--- Task brief ---
Your copy should match the records exactly, apart from the pictures, which stay out.

[Records from a dataset]
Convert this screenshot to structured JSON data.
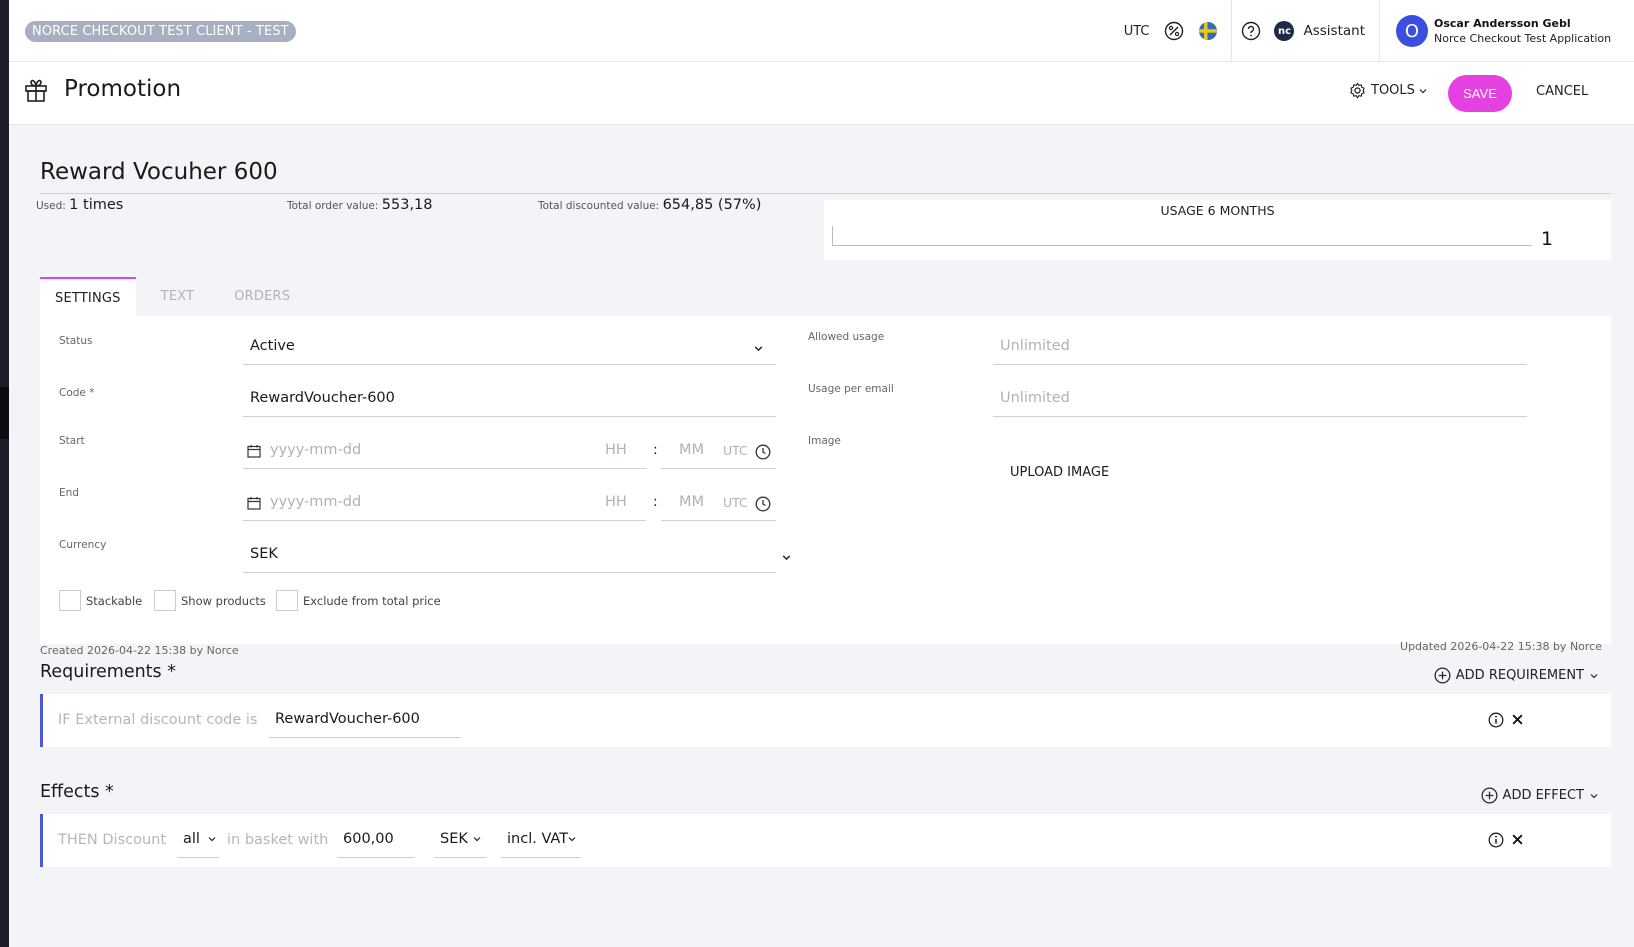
{
  "header": {
    "env_badge": "NORCE CHECKOUT TEST CLIENT - TEST",
    "timezone": "UTC",
    "assistant_label": "Assistant",
    "assistant_icon_text": "nc",
    "user_initial": "O",
    "user_name": "Oscar Andersson Gebl",
    "user_app": "Norce Checkout Test Application"
  },
  "titlebar": {
    "title": "Promotion",
    "tools_label": "TOOLS",
    "save_label": "SAVE",
    "cancel_label": "CANCEL"
  },
  "promotion": {
    "name": "Reward Vocuher 600",
    "used_label": "Used:",
    "used_value": "1 times",
    "total_order_label": "Total order value:",
    "total_order_value": "553,18",
    "total_discounted_label": "Total discounted value:",
    "total_discounted_value": "654,85 (57%)",
    "usage_title": "USAGE 6 MONTHS",
    "usage_value": "1"
  },
  "tabs": [
    {
      "label": "SETTINGS",
      "active": true
    },
    {
      "label": "TEXT",
      "active": false
    },
    {
      "label": "ORDERS",
      "active": false
    }
  ],
  "settings": {
    "status_label": "Status",
    "status_value": "Active",
    "code_label": "Code *",
    "code_value": "RewardVoucher-600",
    "start_label": "Start",
    "end_label": "End",
    "date_placeholder": "yyyy-mm-dd",
    "hour_placeholder": "HH",
    "minute_placeholder": "MM",
    "time_sep": ":",
    "tz_label": "UTC",
    "currency_label": "Currency",
    "currency_value": "SEK",
    "allowed_usage_label": "Allowed usage",
    "allowed_usage_placeholder": "Unlimited",
    "usage_per_email_label": "Usage per email",
    "usage_per_email_placeholder": "Unlimited",
    "image_label": "Image",
    "upload_label": "UPLOAD IMAGE",
    "stackable_label": "Stackable",
    "show_products_label": "Show products",
    "exclude_label": "Exclude from total price"
  },
  "meta": {
    "created": "Created 2026-04-22 15:38 by Norce",
    "updated": "Updated 2026-04-22 15:38 by Norce"
  },
  "requirements": {
    "title": "Requirements *",
    "add_label": "ADD REQUIREMENT",
    "rule_keyword": "IF External discount code is",
    "rule_value": "RewardVoucher-600"
  },
  "effects": {
    "title": "Effects *",
    "add_label": "ADD EFFECT",
    "kw_then": "THEN Discount",
    "scope": "all",
    "kw_in": "in basket with",
    "amount": "600,00",
    "currency": "SEK",
    "vat": "incl. VAT"
  }
}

--- Result of this task ---
Convert this screenshot to structured JSON data.
{
  "header": {
    "env_badge": "NORCE CHECKOUT TEST CLIENT - TEST",
    "timezone": "UTC",
    "assistant_label": "Assistant",
    "assistant_icon_text": "nc",
    "user_initial": "O",
    "user_name": "Oscar Andersson Gebl",
    "user_app": "Norce Checkout Test Application"
  },
  "titlebar": {
    "title": "Promotion",
    "tools_label": "TOOLS",
    "save_label": "SAVE",
    "cancel_label": "CANCEL"
  },
  "promotion": {
    "name": "Reward Vocuher 600",
    "used_label": "Used:",
    "used_value": "1 times",
    "total_order_label": "Total order value:",
    "total_order_value": "553,18",
    "total_discounted_label": "Total discounted value:",
    "total_discounted_value": "654,85 (57%)",
    "usage_title": "USAGE 6 MONTHS",
    "usage_value": "1"
  },
  "tabs": [
    {
      "label": "SETTINGS",
      "active": true
    },
    {
      "label": "TEXT",
      "active": false
    },
    {
      "label": "ORDERS",
      "active": false
    }
  ],
  "settings": {
    "status_label": "Status",
    "status_value": "Active",
    "code_label": "Code *",
    "code_value": "RewardVoucher-600",
    "start_label": "Start",
    "end_label": "End",
    "date_placeholder": "yyyy-mm-dd",
    "hour_placeholder": "HH",
    "minute_placeholder": "MM",
    "time_sep": ":",
    "tz_label": "UTC",
    "currency_label": "Currency",
    "currency_value": "SEK",
    "allowed_usage_label": "Allowed usage",
    "allowed_usage_placeholder": "Unlimited",
    "usage_per_email_label": "Usage per email",
    "usage_per_email_placeholder": "Unlimited",
    "image_label": "Image",
    "upload_label": "UPLOAD IMAGE",
    "stackable_label": "Stackable",
    "show_products_label": "Show products",
    "exclude_label": "Exclude from total price"
  },
  "meta": {
    "created": "Created 2026-04-22 15:38 by Norce",
    "updated": "Updated 2026-04-22 15:38 by Norce"
  },
  "requirements": {
    "title": "Requirements *",
    "add_label": "ADD REQUIREMENT",
    "rule_keyword": "IF External discount code is",
    "rule_value": "RewardVoucher-600"
  },
  "effects": {
    "title": "Effects *",
    "add_label": "ADD EFFECT",
    "kw_then": "THEN Discount",
    "scope": "all",
    "kw_in": "in basket with",
    "amount": "600,00",
    "currency": "SEK",
    "vat": "incl. VAT"
  }
}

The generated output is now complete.